But just because quotas are a bad idea doesn’t mean there isn’t a problem, and academia should take it seriously. One argument for racial diversity has been that taxpayers won’t support a higher education system that doesn’t look like them. That’s an argument for ideological diversity, too. As McArdle writes: “The impregnability of the ivory tower is an illusion, because it depends more than ever on a steady flow of government money. If academia defines itself too explicitly as the enemy of the folks controlling that money, the spigot will turn, and the garden inside will rapidly begin to dry up.”
I hope that our higher education leaders will overcome their fear of people who don’t think like them. All of America will be better off if they do.
Glenn Harlan Reynolds, a
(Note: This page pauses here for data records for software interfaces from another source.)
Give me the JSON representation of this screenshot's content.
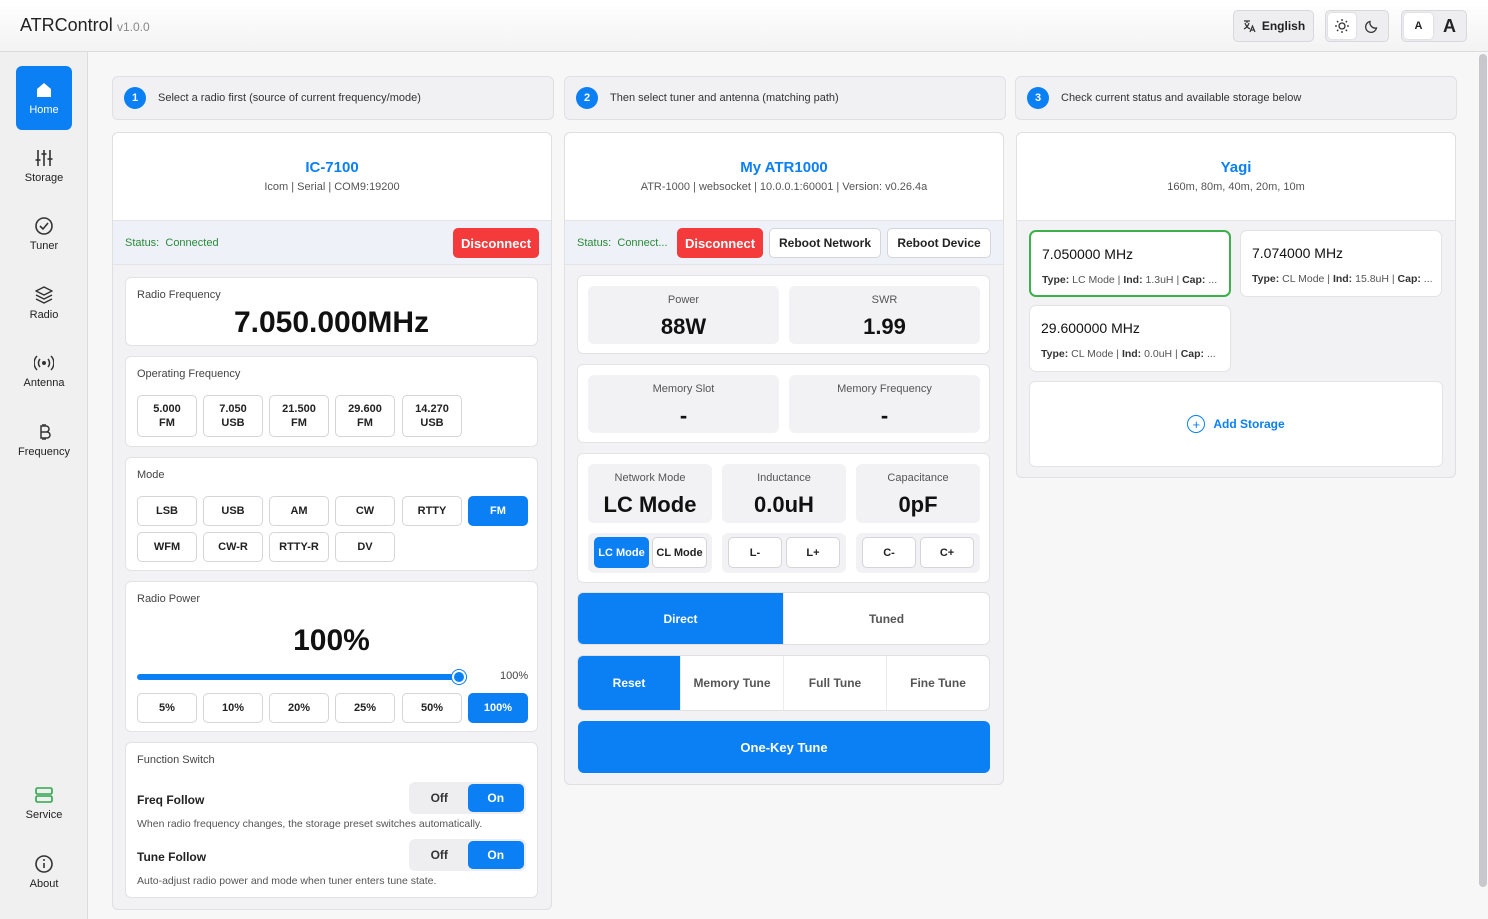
{
  "header": {
    "title": "ATRControl",
    "version": "v1.0.0",
    "language": "English",
    "font_small": "A",
    "font_large": "A"
  },
  "sidebar": {
    "items": [
      {
        "label": "Home",
        "icon": "home-icon"
      },
      {
        "label": "Storage",
        "icon": "sliders-icon"
      },
      {
        "label": "Tuner",
        "icon": "check-circle-icon"
      },
      {
        "label": "Radio",
        "icon": "layers-icon"
      },
      {
        "label": "Antenna",
        "icon": "broadcast-icon"
      },
      {
        "label": "Frequency",
        "icon": "bitcoin-icon"
      }
    ],
    "service": "Service",
    "about": "About"
  },
  "steps": [
    {
      "num": "1",
      "text": "Select a radio first (source of current frequency/mode)"
    },
    {
      "num": "2",
      "text": "Then select tuner and antenna (matching path)"
    },
    {
      "num": "3",
      "text": "Check current status and available storage below"
    }
  ],
  "radio": {
    "name": "IC-7100",
    "details": "Icom | Serial | COM9:19200",
    "status_label": "Status:",
    "status_value": "Connected",
    "disconnect": "Disconnect",
    "freq_label": "Radio Frequency",
    "freq_value": "7.050.000MHz",
    "op_label": "Operating Frequency",
    "op_freqs": [
      {
        "freq": "5.000",
        "mode": "FM"
      },
      {
        "freq": "7.050",
        "mode": "USB"
      },
      {
        "freq": "21.500",
        "mode": "FM"
      },
      {
        "freq": "29.600",
        "mode": "FM"
      },
      {
        "freq": "14.270",
        "mode": "USB"
      }
    ],
    "mode_label": "Mode",
    "modes": [
      "LSB",
      "USB",
      "AM",
      "CW",
      "RTTY",
      "FM",
      "WFM",
      "CW-R",
      "RTTY-R",
      "DV"
    ],
    "active_mode": "FM",
    "power_label": "Radio Power",
    "power_value": "100%",
    "power_level": 1.0,
    "power_slider_text": "100%",
    "power_presets": [
      "5%",
      "10%",
      "20%",
      "25%",
      "50%",
      "100%"
    ],
    "fs_label": "Function Switch",
    "freq_follow": "Freq Follow",
    "freq_follow_desc": "When radio frequency changes, the storage preset switches automatically.",
    "tune_follow": "Tune Follow",
    "tune_follow_desc": "Auto-adjust radio power and mode when tuner enters tune state.",
    "off": "Off",
    "on": "On"
  },
  "tuner": {
    "name": "My ATR1000",
    "details": "ATR-1000 | websocket | 10.0.0.1:60001 | Version: v0.26.4a",
    "status_label": "Status:",
    "status_value": "Connect...",
    "disconnect": "Disconnect",
    "reboot_network": "Reboot Network",
    "reboot_device": "Reboot Device",
    "power_label": "Power",
    "power_value": "88W",
    "swr_label": "SWR",
    "swr_value": "1.99",
    "mem_slot_label": "Memory Slot",
    "mem_slot_value": "-",
    "mem_freq_label": "Memory Frequency",
    "mem_freq_value": "-",
    "net_mode_label": "Network Mode",
    "net_mode_value": "LC Mode",
    "ind_label": "Inductance",
    "ind_value": "0.0uH",
    "cap_label": "Capacitance",
    "cap_value": "0pF",
    "lc_mode": "LC Mode",
    "cl_mode": "CL Mode",
    "l_minus": "L-",
    "l_plus": "L+",
    "c_minus": "C-",
    "c_plus": "C+",
    "direct": "Direct",
    "tuned": "Tuned",
    "reset": "Reset",
    "memory_tune": "Memory Tune",
    "full_tune": "Full Tune",
    "fine_tune": "Fine Tune",
    "one_key": "One-Key Tune"
  },
  "antenna": {
    "name": "Yagi",
    "bands": "160m, 80m, 40m, 20m, 10m",
    "storage": [
      {
        "freq": "7.050000 MHz",
        "type": "LC Mode",
        "ind": "1.3uH",
        "cap": "..."
      },
      {
        "freq": "7.074000 MHz",
        "type": "CL Mode",
        "ind": "15.8uH",
        "cap": "..."
      },
      {
        "freq": "29.600000 MHz",
        "type": "CL Mode",
        "ind": "0.0uH",
        "cap": "..."
      }
    ],
    "type_label": "Type:",
    "ind_label": "Ind:",
    "cap_label": "Cap:",
    "add_storage": "Add Storage"
  }
}
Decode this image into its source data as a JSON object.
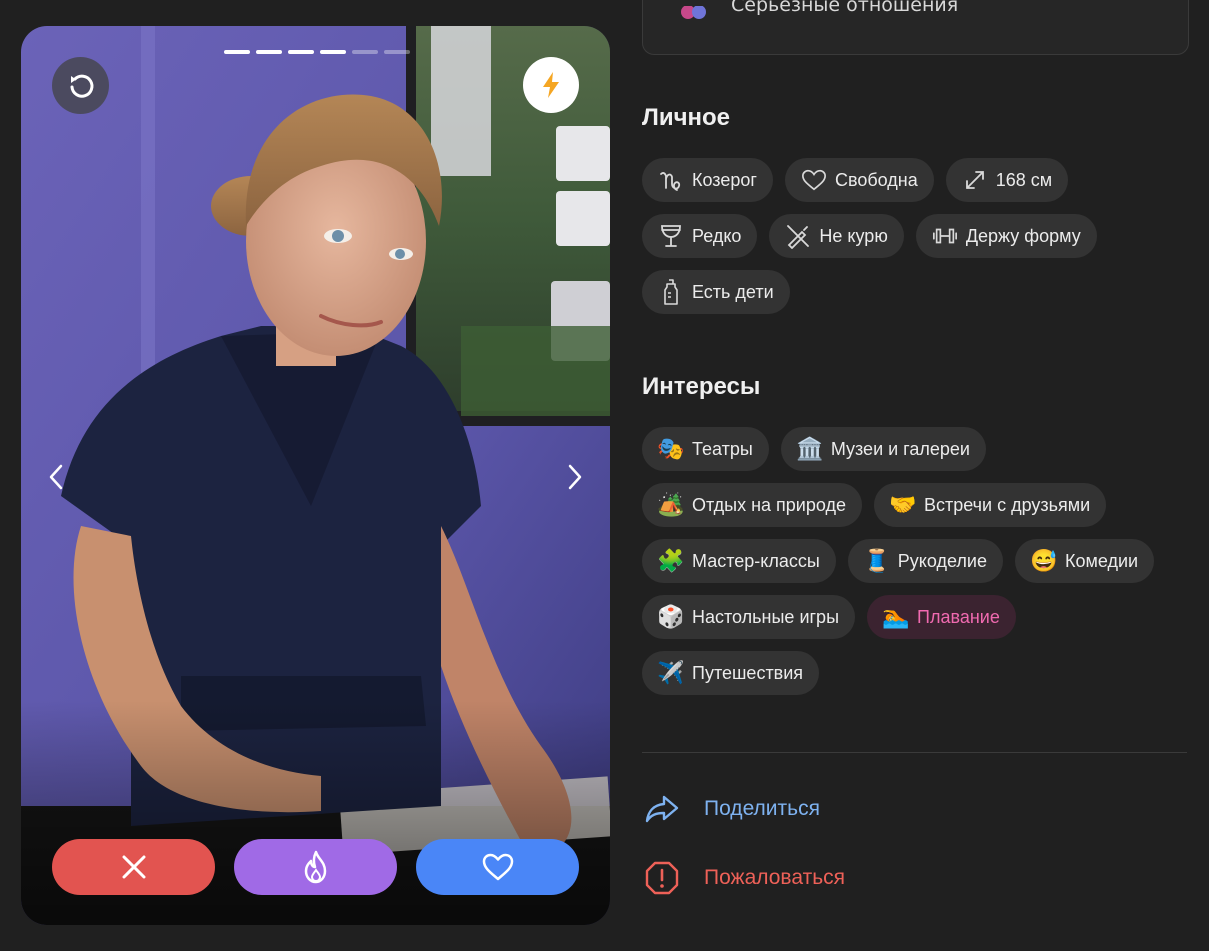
{
  "profile": {
    "photo_count": 6,
    "active_photo": 4,
    "top_peek_text": "Серьезные отношения"
  },
  "personal": {
    "title": "Личное",
    "rows": [
      [
        {
          "icon": "capricorn-icon",
          "label": "Козерог"
        },
        {
          "icon": "heart-outline-icon",
          "label": "Свободна"
        },
        {
          "icon": "resize-arrows-icon",
          "label": "168 см"
        }
      ],
      [
        {
          "icon": "wine-glass-icon",
          "label": "Редко"
        },
        {
          "icon": "no-smoking-icon",
          "label": "Не курю"
        },
        {
          "icon": "dumbbell-icon",
          "label": "Держу форму"
        }
      ],
      [
        {
          "icon": "baby-bottle-icon",
          "label": "Есть дети"
        }
      ]
    ]
  },
  "interests": {
    "title": "Интересы",
    "rows": [
      [
        {
          "icon": "theater-masks-icon",
          "emoji": "🎭",
          "label": "Театры"
        },
        {
          "icon": "museum-icon",
          "emoji": "🏛️",
          "label": "Музеи и галереи"
        }
      ],
      [
        {
          "icon": "camping-icon",
          "emoji": "🏕️",
          "label": "Отдых на природе"
        },
        {
          "icon": "handshake-icon",
          "emoji": "🤝",
          "label": "Встречи с друзьями"
        }
      ],
      [
        {
          "icon": "puzzle-icon",
          "emoji": "🧩",
          "label": "Мастер-классы"
        },
        {
          "icon": "thread-spool-icon",
          "emoji": "🧵",
          "label": "Рукоделие"
        },
        {
          "icon": "grinning-sweat-icon",
          "emoji": "😅",
          "label": "Комедии"
        }
      ],
      [
        {
          "icon": "dice-icon",
          "emoji": "🎲",
          "label": "Настольные игры"
        },
        {
          "icon": "swimming-icon",
          "emoji": "🏊",
          "label": "Плавание",
          "highlighted": true
        }
      ],
      [
        {
          "icon": "airplane-icon",
          "emoji": "✈️",
          "label": "Путешествия"
        }
      ]
    ]
  },
  "links": {
    "share": "Поделиться",
    "report": "Пожаловаться"
  },
  "colors": {
    "background": "#202020",
    "chip": "#333333",
    "nope": "#e25450",
    "superlike": "#a06ae6",
    "like": "#4a86f7",
    "share": "#7eb2f0",
    "report": "#ee6158",
    "highlight": "#f06ab0"
  }
}
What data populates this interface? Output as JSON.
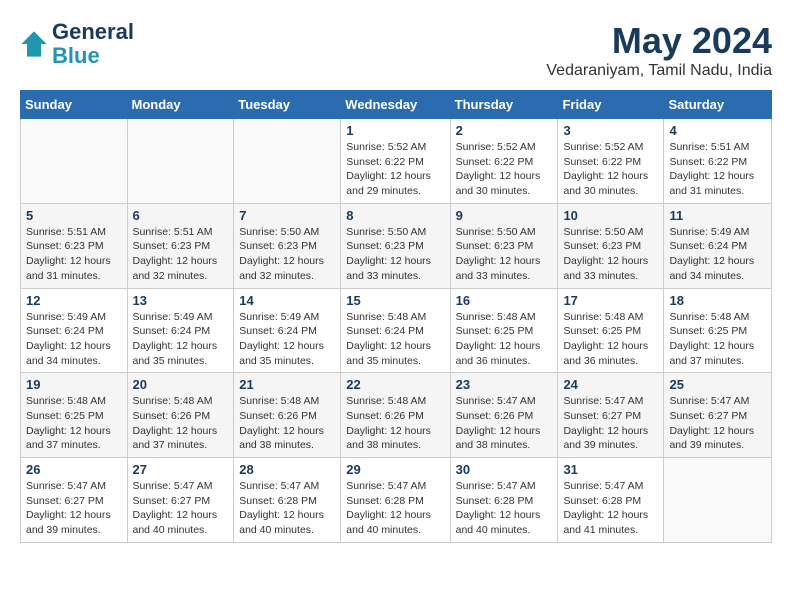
{
  "header": {
    "logo_line1": "General",
    "logo_line2": "Blue",
    "month_title": "May 2024",
    "location": "Vedaraniyam, Tamil Nadu, India"
  },
  "days_of_week": [
    "Sunday",
    "Monday",
    "Tuesday",
    "Wednesday",
    "Thursday",
    "Friday",
    "Saturday"
  ],
  "weeks": [
    [
      {
        "day": "",
        "info": ""
      },
      {
        "day": "",
        "info": ""
      },
      {
        "day": "",
        "info": ""
      },
      {
        "day": "1",
        "info": "Sunrise: 5:52 AM\nSunset: 6:22 PM\nDaylight: 12 hours\nand 29 minutes."
      },
      {
        "day": "2",
        "info": "Sunrise: 5:52 AM\nSunset: 6:22 PM\nDaylight: 12 hours\nand 30 minutes."
      },
      {
        "day": "3",
        "info": "Sunrise: 5:52 AM\nSunset: 6:22 PM\nDaylight: 12 hours\nand 30 minutes."
      },
      {
        "day": "4",
        "info": "Sunrise: 5:51 AM\nSunset: 6:22 PM\nDaylight: 12 hours\nand 31 minutes."
      }
    ],
    [
      {
        "day": "5",
        "info": "Sunrise: 5:51 AM\nSunset: 6:23 PM\nDaylight: 12 hours\nand 31 minutes."
      },
      {
        "day": "6",
        "info": "Sunrise: 5:51 AM\nSunset: 6:23 PM\nDaylight: 12 hours\nand 32 minutes."
      },
      {
        "day": "7",
        "info": "Sunrise: 5:50 AM\nSunset: 6:23 PM\nDaylight: 12 hours\nand 32 minutes."
      },
      {
        "day": "8",
        "info": "Sunrise: 5:50 AM\nSunset: 6:23 PM\nDaylight: 12 hours\nand 33 minutes."
      },
      {
        "day": "9",
        "info": "Sunrise: 5:50 AM\nSunset: 6:23 PM\nDaylight: 12 hours\nand 33 minutes."
      },
      {
        "day": "10",
        "info": "Sunrise: 5:50 AM\nSunset: 6:23 PM\nDaylight: 12 hours\nand 33 minutes."
      },
      {
        "day": "11",
        "info": "Sunrise: 5:49 AM\nSunset: 6:24 PM\nDaylight: 12 hours\nand 34 minutes."
      }
    ],
    [
      {
        "day": "12",
        "info": "Sunrise: 5:49 AM\nSunset: 6:24 PM\nDaylight: 12 hours\nand 34 minutes."
      },
      {
        "day": "13",
        "info": "Sunrise: 5:49 AM\nSunset: 6:24 PM\nDaylight: 12 hours\nand 35 minutes."
      },
      {
        "day": "14",
        "info": "Sunrise: 5:49 AM\nSunset: 6:24 PM\nDaylight: 12 hours\nand 35 minutes."
      },
      {
        "day": "15",
        "info": "Sunrise: 5:48 AM\nSunset: 6:24 PM\nDaylight: 12 hours\nand 35 minutes."
      },
      {
        "day": "16",
        "info": "Sunrise: 5:48 AM\nSunset: 6:25 PM\nDaylight: 12 hours\nand 36 minutes."
      },
      {
        "day": "17",
        "info": "Sunrise: 5:48 AM\nSunset: 6:25 PM\nDaylight: 12 hours\nand 36 minutes."
      },
      {
        "day": "18",
        "info": "Sunrise: 5:48 AM\nSunset: 6:25 PM\nDaylight: 12 hours\nand 37 minutes."
      }
    ],
    [
      {
        "day": "19",
        "info": "Sunrise: 5:48 AM\nSunset: 6:25 PM\nDaylight: 12 hours\nand 37 minutes."
      },
      {
        "day": "20",
        "info": "Sunrise: 5:48 AM\nSunset: 6:26 PM\nDaylight: 12 hours\nand 37 minutes."
      },
      {
        "day": "21",
        "info": "Sunrise: 5:48 AM\nSunset: 6:26 PM\nDaylight: 12 hours\nand 38 minutes."
      },
      {
        "day": "22",
        "info": "Sunrise: 5:48 AM\nSunset: 6:26 PM\nDaylight: 12 hours\nand 38 minutes."
      },
      {
        "day": "23",
        "info": "Sunrise: 5:47 AM\nSunset: 6:26 PM\nDaylight: 12 hours\nand 38 minutes."
      },
      {
        "day": "24",
        "info": "Sunrise: 5:47 AM\nSunset: 6:27 PM\nDaylight: 12 hours\nand 39 minutes."
      },
      {
        "day": "25",
        "info": "Sunrise: 5:47 AM\nSunset: 6:27 PM\nDaylight: 12 hours\nand 39 minutes."
      }
    ],
    [
      {
        "day": "26",
        "info": "Sunrise: 5:47 AM\nSunset: 6:27 PM\nDaylight: 12 hours\nand 39 minutes."
      },
      {
        "day": "27",
        "info": "Sunrise: 5:47 AM\nSunset: 6:27 PM\nDaylight: 12 hours\nand 40 minutes."
      },
      {
        "day": "28",
        "info": "Sunrise: 5:47 AM\nSunset: 6:28 PM\nDaylight: 12 hours\nand 40 minutes."
      },
      {
        "day": "29",
        "info": "Sunrise: 5:47 AM\nSunset: 6:28 PM\nDaylight: 12 hours\nand 40 minutes."
      },
      {
        "day": "30",
        "info": "Sunrise: 5:47 AM\nSunset: 6:28 PM\nDaylight: 12 hours\nand 40 minutes."
      },
      {
        "day": "31",
        "info": "Sunrise: 5:47 AM\nSunset: 6:28 PM\nDaylight: 12 hours\nand 41 minutes."
      },
      {
        "day": "",
        "info": ""
      }
    ]
  ]
}
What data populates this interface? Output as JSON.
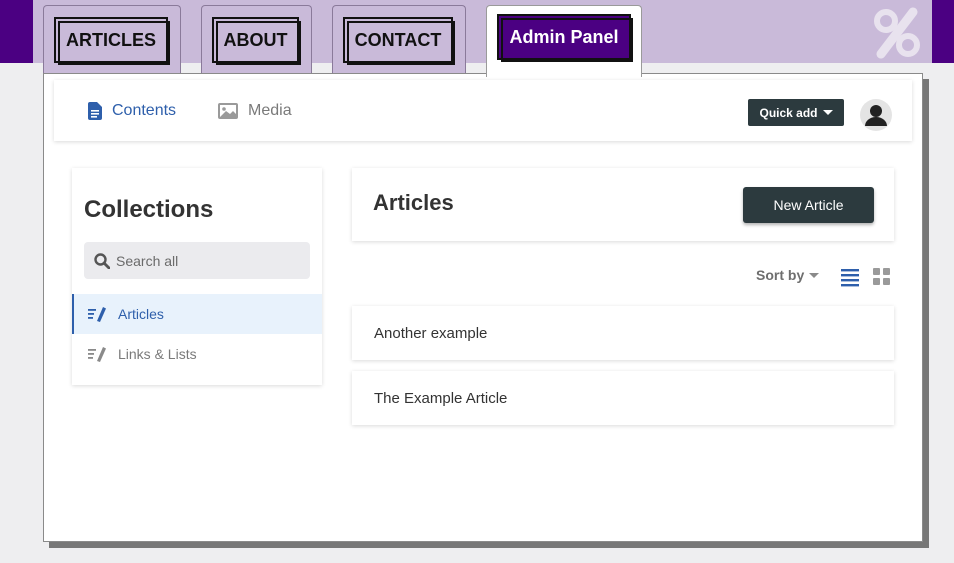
{
  "site_nav": {
    "tabs": [
      {
        "label": "ARTICLES"
      },
      {
        "label": "ABOUT"
      },
      {
        "label": "CONTACT"
      },
      {
        "label": "Admin Panel",
        "active": true
      }
    ],
    "logo_icon": "percent-logo-icon"
  },
  "subnav": {
    "contents_label": "Contents",
    "media_label": "Media",
    "quick_add_label": "Quick add"
  },
  "collections": {
    "title": "Collections",
    "search_placeholder": "Search all",
    "items": [
      {
        "label": "Articles",
        "active": true,
        "icon": "edit-list-icon"
      },
      {
        "label": "Links & Lists",
        "active": false,
        "icon": "edit-list-icon"
      }
    ]
  },
  "main": {
    "title": "Articles",
    "new_button_label": "New Article",
    "sort_label": "Sort by",
    "view_modes": [
      "list",
      "grid"
    ],
    "active_view": "list",
    "entries": [
      {
        "title": "Another example"
      },
      {
        "title": "The Example Article"
      }
    ]
  },
  "colors": {
    "brand_purple": "#4b0082",
    "band_lavender": "#c9bad9",
    "accent_blue": "#2e5fab",
    "dark_button": "#2c3a3e"
  }
}
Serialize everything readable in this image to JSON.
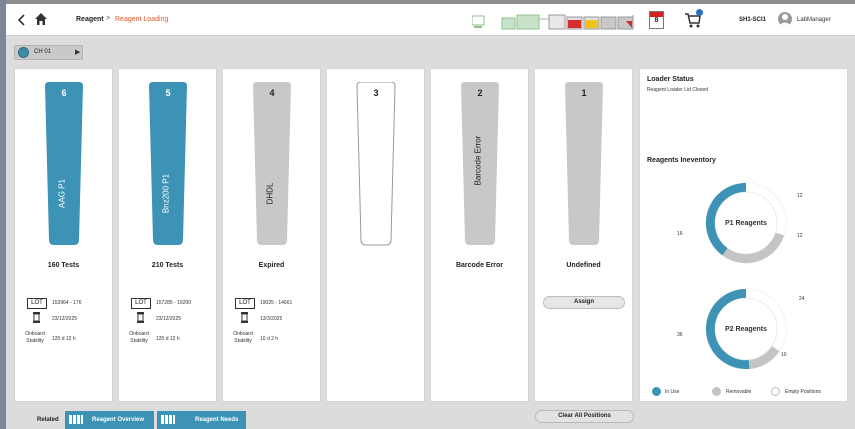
{
  "header": {
    "breadcrumb_parent": "Reagent",
    "breadcrumb_separator": ">",
    "breadcrumb_current": "Reagent Loading",
    "calendar_day": "8",
    "system_name": "SH1-SCI1",
    "user_name": "LabManager",
    "back_icon": "back-chevron-icon",
    "home_icon": "home-icon",
    "cart_icon": "shopping-cart-icon"
  },
  "channel": {
    "label": "CH 01",
    "icon": "channel-globe-icon"
  },
  "positions": [
    {
      "number": "6",
      "name": "AAG P1",
      "status": "160 Tests",
      "state": "loaded",
      "lot_tag": "LOT",
      "lot_range": "153964 - 176",
      "expiry": "23/12/2025",
      "onboard_label": "Onboard Stability",
      "onboard_value": "120 d 12 h"
    },
    {
      "number": "5",
      "name": "Bnz200 P1",
      "status": "210 Tests",
      "state": "loaded",
      "lot_tag": "LOT",
      "lot_range": "157285 - 19200",
      "expiry": "23/12/2025",
      "onboard_label": "Onboard Stability",
      "onboard_value": "120 d 12 h"
    },
    {
      "number": "4",
      "name": "DHDL",
      "status": "Expired",
      "state": "expired",
      "lot_tag": "LOT",
      "lot_range": "19025 - 14661",
      "expiry": "13/3/2025",
      "onboard_label": "Onboard Stability",
      "onboard_value": "10 d 2 h"
    },
    {
      "number": "3",
      "name": "",
      "status": "",
      "state": "empty"
    },
    {
      "number": "2",
      "name": "Barcode Error",
      "status": "Barcode Error",
      "state": "error"
    },
    {
      "number": "1",
      "name": "",
      "status": "Undefined",
      "state": "undefined",
      "assign_label": "Assign"
    }
  ],
  "loader_status": {
    "title": "Loader Status",
    "text": "Reagent Loader Lid Closed"
  },
  "inventory": {
    "title": "Reagents Ineventory",
    "donuts": [
      {
        "center_label": "P1 Reagents",
        "in_use": 16,
        "removable": 12,
        "empty": 12
      },
      {
        "center_label": "P2 Reagents",
        "in_use": 36,
        "removable": 10,
        "empty": 24
      }
    ],
    "legend": [
      {
        "label": "In Use",
        "color": "#3d93b6"
      },
      {
        "label": "Removable",
        "color": "#c4c4c4"
      },
      {
        "label": "Empty Positions",
        "color": "#ffffff"
      }
    ]
  },
  "bottom": {
    "related_label": "Related",
    "reagent_overview_label": "Reagent Overview",
    "reagent_needs_label": "Reagent Needs",
    "clear_all_label": "Clear All Positions"
  },
  "colors": {
    "accent": "#3d93b6",
    "breadcrumb_active": "#e2562a",
    "bottle_gray": "#c8c8c8"
  }
}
University of Tennessee law professor and the author of The New School: How the Information Age Will Save American Education from Itself, is a member of USA TODAY's Board of Contributors.